A: Yes, all of the woodworking I do myself, in-house. Thirty years ago I had actually been a cabinetmaker employed by a company who provided the interior mill-work for custom conversion vans. It was my job to prototype burl walnut interior parts and inlays then to create the jigs and fixtures necessary to replicate these parts. In the years since I have built everything from furniture to complete dedicated home theaters with back-lit wood columns, prosceniums, and tiered seating. These days I limit my woodworking to crafting the bases of my amplifiers, fashioned of solid, finger-joined exotic and/or figured hardwood finished with 6 coats of hand-rubbed lacquer.
Q: Do you fabricate the metal parts?
A: Yes, I also do all of the metal working in-house as well. I lay-out all of the plates by hand, old-school with ruler and squares, center punch all of the holes and mill them on two drill-presses I have in the shop. I developed a means of etching the 3mm Aluminum plates with very little impact to the environment as no caustic chemicals are used (difficult to do if you understand metal-etching). Finally, I buff and polish all of the aluminum parts myself as well. I think that my metal-work is fairly unique amongst the proliferation of stamped-steel, silk-screened offerings of the majority of amplifier manufacturers today. Not just a visual consideration, 3mm (1/8″) Aluminum provides a far better ground-plane than does 20ga. sheet metal.

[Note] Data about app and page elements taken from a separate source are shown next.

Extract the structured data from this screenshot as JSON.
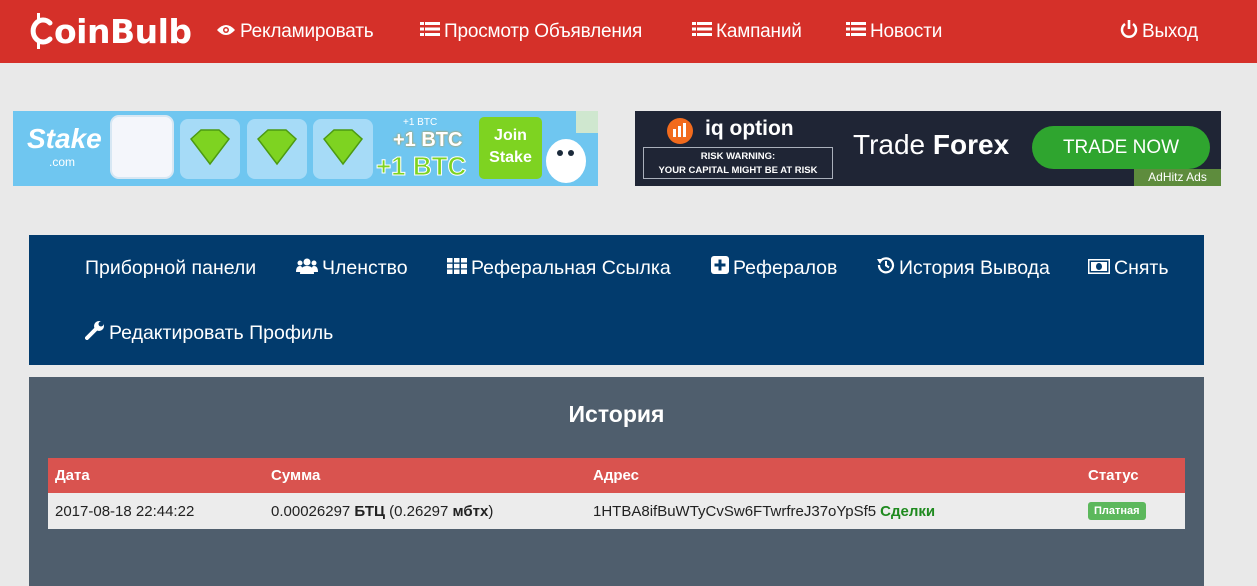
{
  "brand": {
    "name": "oinBulb"
  },
  "topnav": {
    "advertise": "Рекламировать",
    "view_ads": "Просмотр Объявления",
    "campaigns": "Кампаний",
    "news": "Новости",
    "logout": "Выход"
  },
  "ads": {
    "stake": {
      "logo": "Stake",
      "logo_sub": ".com",
      "small_btc": "+1 BTC",
      "btc1": "+1 BTC",
      "btc2": "+1 BTC",
      "join1": "Join",
      "join2": "Stake"
    },
    "iq": {
      "logo": "iq option",
      "warn1": "RISK WARNING:",
      "warn2": "YOUR CAPITAL MIGHT BE AT RISK",
      "headline_a": "Trade ",
      "headline_b": "Forex",
      "cta": "TRADE NOW",
      "network": "AdHitz Ads"
    }
  },
  "dashboard_nav": {
    "dashboard": "Приборной панели",
    "membership": "Членство",
    "referral_link": "Реферальная Ссылка",
    "referrals": "Рефералов",
    "withdraw_history": "История Вывода",
    "withdraw": "Снять",
    "edit_profile": "Редактировать Профиль"
  },
  "history": {
    "title": "История",
    "columns": [
      "Дата",
      "Сумма",
      "Адрес",
      "Статус"
    ],
    "rows": [
      {
        "date": "2017-08-18 22:44:22",
        "amount": "0.00026297",
        "unit": "БТЦ",
        "mbtc": "(0.26297",
        "mbtc_unit": "мбтх",
        "mbtc_close": ")",
        "address": "1HTBA8ifBuWTyCvSw6FTwrfreJ37oYpSf5",
        "deals": "Сделки",
        "status": "Платная"
      }
    ]
  },
  "colors": {
    "topbar": "#d53029",
    "dash_nav": "#023b6d",
    "panel": "#4f5e6d",
    "table_header": "#d9534f",
    "status_paid": "#5cb85c",
    "deals_link": "#1f8a1f"
  }
}
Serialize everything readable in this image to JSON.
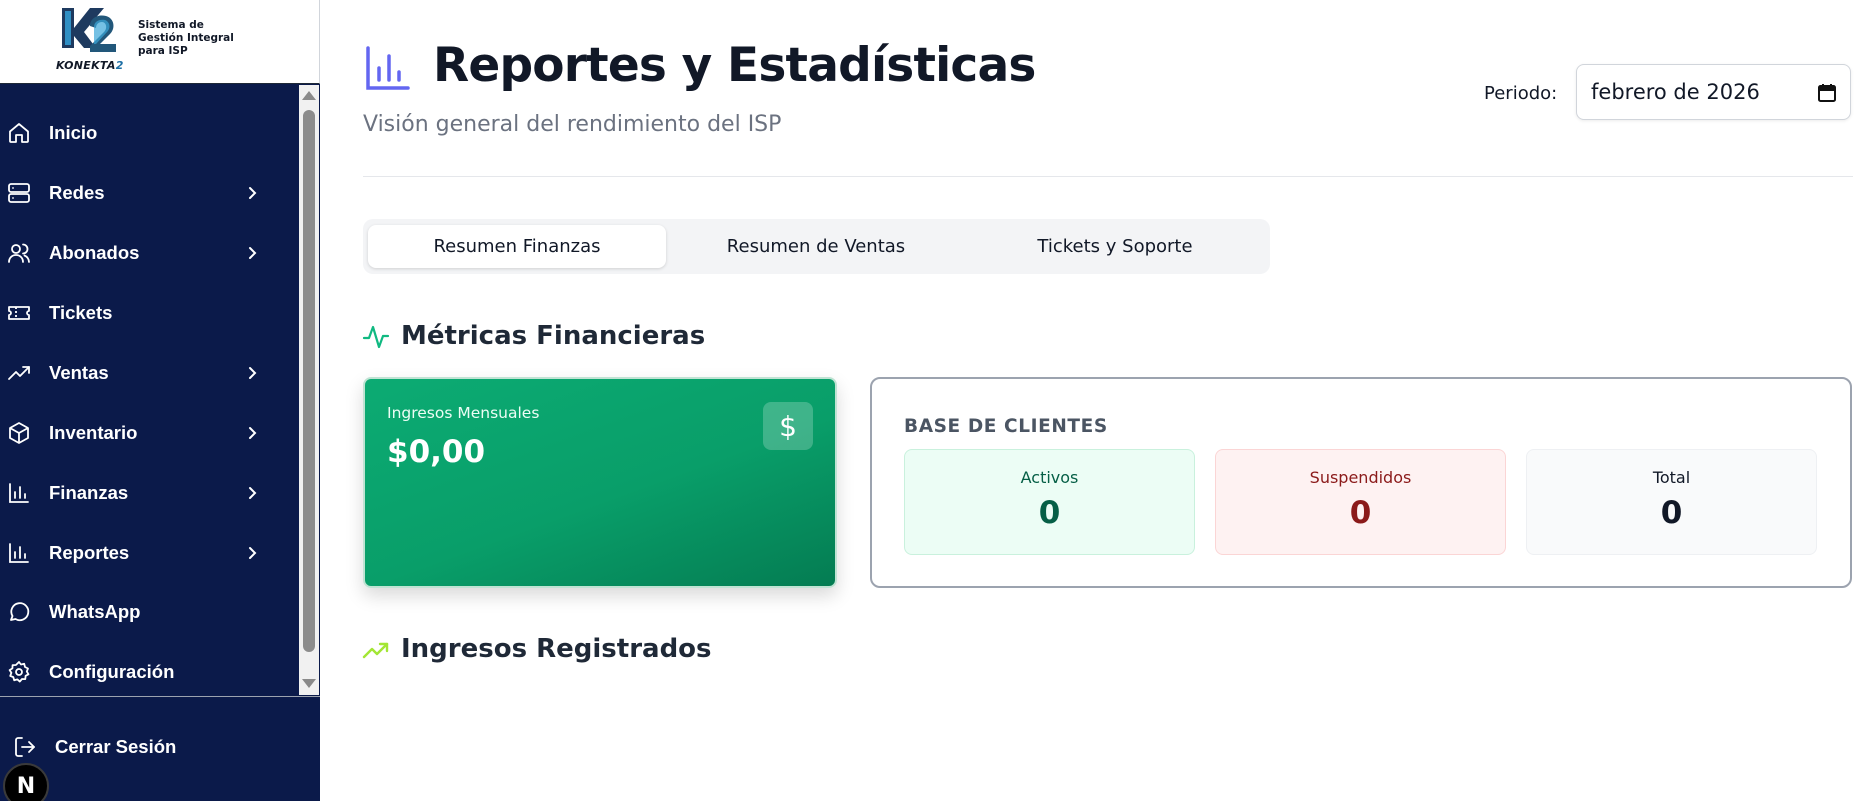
{
  "app": {
    "logo_word": "KONEKTA",
    "logo_word_suffix": "2",
    "tagline_lines": [
      "Sistema de",
      "Gestión Integral",
      "para ISP"
    ]
  },
  "sidebar": {
    "items": [
      {
        "label": "Inicio",
        "icon": "home-icon",
        "has_submenu": false
      },
      {
        "label": "Redes",
        "icon": "server-icon",
        "has_submenu": true
      },
      {
        "label": "Abonados",
        "icon": "users-icon",
        "has_submenu": true
      },
      {
        "label": "Tickets",
        "icon": "ticket-icon",
        "has_submenu": false
      },
      {
        "label": "Ventas",
        "icon": "trending-up-icon",
        "has_submenu": true
      },
      {
        "label": "Inventario",
        "icon": "box-icon",
        "has_submenu": true
      },
      {
        "label": "Finanzas",
        "icon": "bar-chart-icon",
        "has_submenu": true
      },
      {
        "label": "Reportes",
        "icon": "bar-chart-icon",
        "has_submenu": true
      },
      {
        "label": "WhatsApp",
        "icon": "chat-bubble-icon",
        "has_submenu": false
      },
      {
        "label": "Configuración",
        "icon": "gear-icon",
        "has_submenu": false
      }
    ],
    "logout_label": "Cerrar Sesión",
    "dev_badge": "N"
  },
  "header": {
    "title": "Reportes y Estadísticas",
    "subtitle": "Visión general del rendimiento del ISP",
    "period_label": "Periodo:",
    "period_value": "febrero de 2026"
  },
  "tabs": [
    {
      "label": "Resumen Finanzas",
      "active": true
    },
    {
      "label": "Resumen de Ventas",
      "active": false
    },
    {
      "label": "Tickets y Soporte",
      "active": false
    }
  ],
  "financial": {
    "section_title": "Métricas Financieras",
    "income_label": "Ingresos Mensuales",
    "income_value": "$0,00",
    "income_icon": "$",
    "clients": {
      "heading": "BASE DE CLIENTES",
      "active_label": "Activos",
      "active_value": "0",
      "suspended_label": "Suspendidos",
      "suspended_value": "0",
      "total_label": "Total",
      "total_value": "0"
    }
  },
  "registered": {
    "section_title": "Ingresos Registrados"
  },
  "colors": {
    "sidebar_bg": "#0b1a4a",
    "accent_indigo": "#6366f1",
    "income_green": "#0cab73",
    "trend_lime": "#a3e635",
    "activity_green": "#10b981"
  }
}
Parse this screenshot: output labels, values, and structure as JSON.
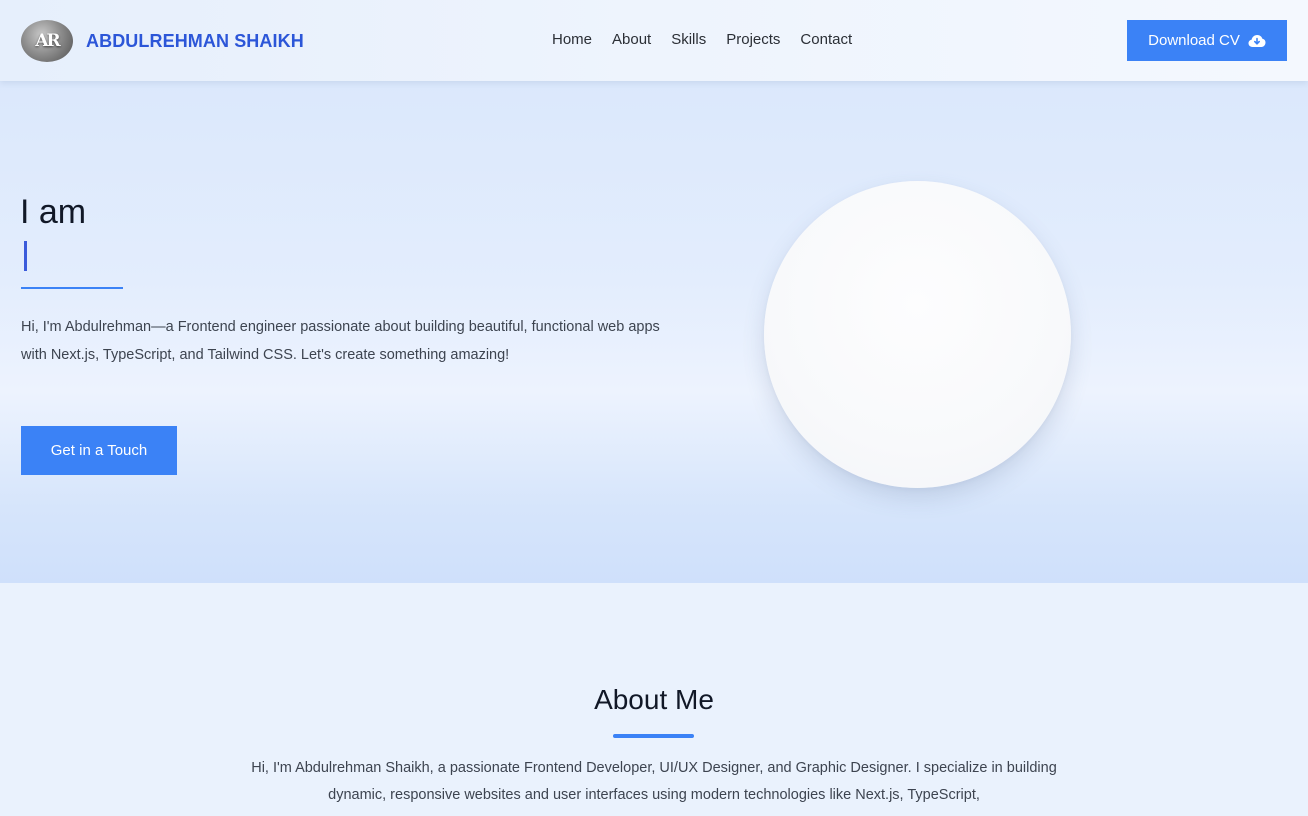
{
  "navbar": {
    "logo_initials": "AR",
    "brand_name": "ABDULREHMAN SHAIKH",
    "links": [
      "Home",
      "About",
      "Skills",
      "Projects",
      "Contact"
    ],
    "cv_button_label": "Download CV",
    "cv_icon": "cloud-download-icon"
  },
  "hero": {
    "title": "I am",
    "typed_text": "",
    "intro": "Hi, I'm Abdulrehman—a Frontend engineer passionate about building beautiful, functional web apps with Next.js, TypeScript, and Tailwind CSS. Let's create something amazing!",
    "cta_label": "Get in a Touch"
  },
  "about": {
    "title": "About Me",
    "text": "Hi, I'm Abdulrehman Shaikh, a passionate Frontend Developer, UI/UX Designer, and Graphic Designer. I specialize in building dynamic, responsive websites and user interfaces using modern technologies like Next.js, TypeScript,"
  },
  "colors": {
    "accent": "#3b82f6",
    "brand": "#2c56d8"
  }
}
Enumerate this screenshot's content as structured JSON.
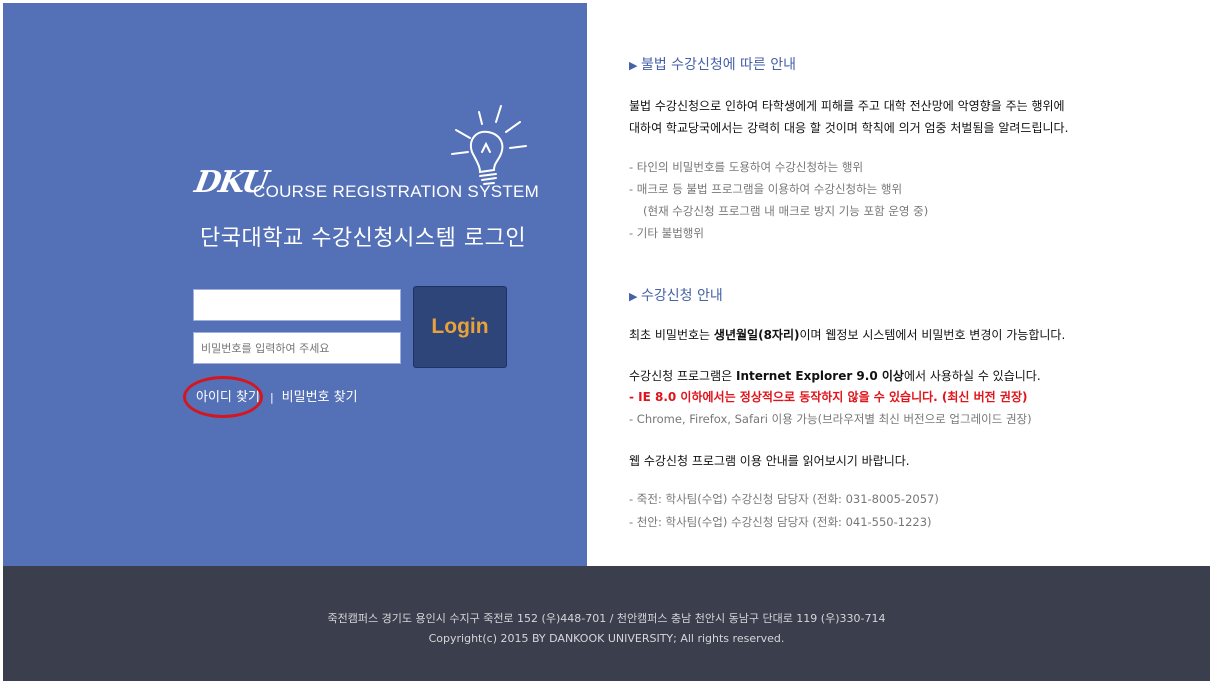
{
  "login": {
    "logo_mark": "DKU",
    "logo_text": "COURSE REGISTRATION SYSTEM",
    "title": "단국대학교 수강신청시스템 로그인",
    "id_value": "",
    "pw_placeholder": "비밀번호를 입력하여 주세요",
    "login_button": "Login",
    "find_id": "아이디 찾기",
    "separator": "|",
    "find_pw": "비밀번호 찾기"
  },
  "notice": {
    "illegal_title": "불법 수강신청에 따른 안내",
    "illegal_line1": "불법 수강신청으로 인하여 타학생에게 피해를 주고 대학 전산망에 악영향을 주는 행위에",
    "illegal_line2": "대하여 학교당국에서는 강력히 대응 할 것이며 학칙에 의거 엄중 처벌됨을 알려드립니다.",
    "illegal_items": [
      "- 타인의 비밀번호를 도용하여 수강신청하는 행위",
      "- 매크로 등 불법 프로그램을 이용하여 수강신청하는 행위",
      "(현재 수강신청 프로그램 내 매크로 방지 기능 포함 운영 중)",
      "- 기타 불법행위"
    ],
    "guide_title": "수강신청 안내",
    "pw_info_pre": "최초 비밀번호는 ",
    "pw_info_bold": "생년월일(8자리)",
    "pw_info_post": "이며 웹정보 시스템에서 비밀번호 변경이 가능합니다.",
    "ie_pre": "수강신청 프로그램은 ",
    "ie_bold": "Internet Explorer 9.0 이상",
    "ie_post": "에서 사용하실 수 있습니다.",
    "ie_warning": "- IE 8.0 이하에서는 정상적으로 동작하지 않을 수 있습니다. (최신 버전 권장)",
    "browsers": "- Chrome, Firefox, Safari 이용 가능(브라우저별 최신 버전으로 업그레이드 권장)",
    "web_guide": "웹 수강신청 프로그램 이용 안내를 읽어보시기 바랍니다.",
    "contact1": "- 죽전: 학사팀(수업) 수강신청 담당자 (전화: 031-8005-2057)",
    "contact2": "- 천안: 학사팀(수업) 수강신청 담당자 (전화: 041-550-1223)"
  },
  "footer": {
    "address": "죽전캠퍼스 경기도 용인시 수지구 죽전로 152 (우)448-701 / 천안캠퍼스 충남 천안시 동남구 단대로 119 (우)330-714",
    "copyright": "Copyright(c) 2015 BY DANKOOK UNIVERSITY; All rights reserved."
  },
  "colors": {
    "left_panel": "#5470b7",
    "footer": "#3b3e4c",
    "login_button": "#2d4579",
    "login_text": "#e9a23a",
    "section_title": "#4661a8",
    "warning": "#e0141a",
    "highlight_circle": "#d4161f"
  },
  "icons": {
    "logo": "lightbulb-icon"
  }
}
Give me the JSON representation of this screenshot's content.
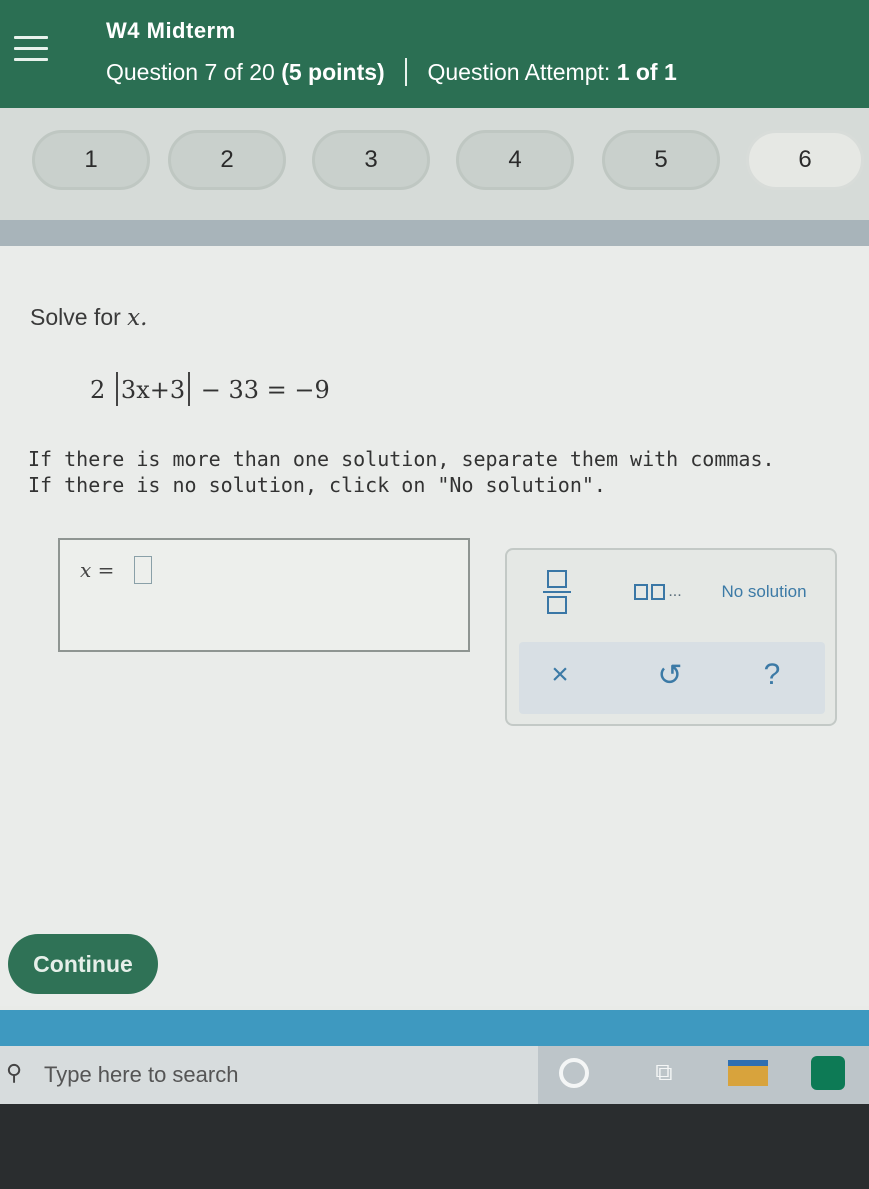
{
  "header": {
    "course_title": "W4 Midterm",
    "question_label": "Question 7 of 20",
    "points": "(5 points)",
    "attempt_label": "Question Attempt:",
    "attempt_value": "1 of 1"
  },
  "question_nav": [
    "1",
    "2",
    "3",
    "4",
    "5",
    "6"
  ],
  "problem": {
    "prompt_prefix": "Solve for ",
    "variable": "x.",
    "equation_lead": "2",
    "equation_abs": "3x+3",
    "equation_tail": "− 33 = −9",
    "instruction_line1": "If there is more than one solution, separate them with commas.",
    "instruction_line2": "If there is no solution, click on \"No solution\"."
  },
  "answer": {
    "label": "x =",
    "value": ""
  },
  "palette": {
    "list_ellipsis": "...",
    "no_solution": "No solution",
    "clear_symbol": "×",
    "undo_symbol": "↺",
    "help_symbol": "?"
  },
  "continue_label": "Continue",
  "taskbar": {
    "search_placeholder": "Type here to search",
    "task_view_symbol": "⧉"
  }
}
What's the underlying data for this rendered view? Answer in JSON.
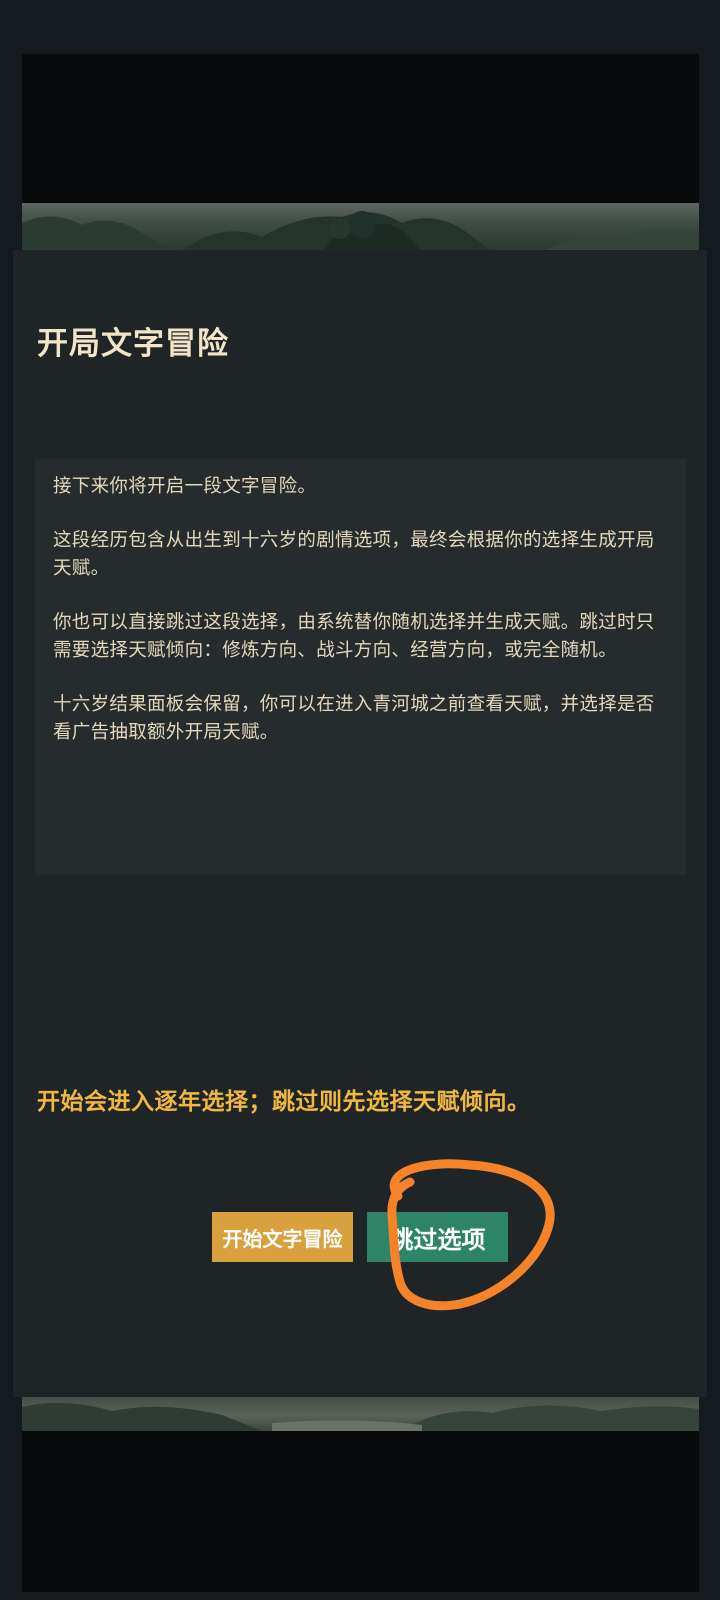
{
  "dialog": {
    "title": "开局文字冒险",
    "message": [
      "接下来你将开启一段文字冒险。",
      "这段经历包含从出生到十六岁的剧情选项，最终会根据你的选择生成开局天赋。",
      "你也可以直接跳过这段选择，由系统替你随机选择并生成天赋。跳过时只需要选择天赋倾向：修炼方向、战斗方向、经营方向，或完全随机。",
      "十六岁结果面板会保留，你可以在进入青河城之前查看天赋，并选择是否看广告抽取额外开局天赋。"
    ],
    "hint": "开始会进入逐年选择；跳过则先选择天赋倾向。",
    "buttons": {
      "start": "开始文字冒险",
      "skip": "跳过选项"
    }
  },
  "colors": {
    "title": "#f1e4c8",
    "hint": "#f0b840",
    "start_button": "#d8a13e",
    "skip_button": "#2d8467",
    "annotation": "#f5832a"
  },
  "annotation": {
    "icon": "hand-drawn-circle-icon"
  }
}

Q: I really dig the overall aesthetic – what inspired the look?
A: That’s the hardest question to answer…it really is just my interpretation of the perfect conjunction of form and function. Really, a lifetime of being a student of art, industrial design and architecture have imprinted on my soul deeply. Symmetry and Line dictate much in my designs. Scale, spatial relationships, texture and color also contribute to the overall aesthetic. I believe that my amplifiers couldn’t possibly be mistaken for anything other than “Americana”. Certain hardware elements are used as an homage to the music itself, as an example, all of my pieces feature an indicator lamp and jewel featured prominently on the face-plate. These particular Fender guitar amplifier glass-jewels were sourced from a box of repair parts dated 1957. The Carling mechanical toggle-switches are another example of both the homage to the great American guitar amplifiers of the past, but also to the “Tactile” quality of my amplifiers, the switch makes a truly satisfying sound when switched either on or off. You won’t find any plastic, failure-prone parts on my amplifiers, they are built to last.
Q: Do you offer a trial period for your components? What kind of warranty do you offer?
A: Unfortunately I do not offer a trial period at this time. In the future I may consider something as an alternative to a trial period based on the idea of a “traveling demo unit” that a prospective customer could arrange to “babysit” for a week or two…I offer a limited Lifetime Labor Warranty to the original purchaser of my pieces. This warranty is non-transferable and does not apply to the tube-set shipped with the piece (30 days on tubes).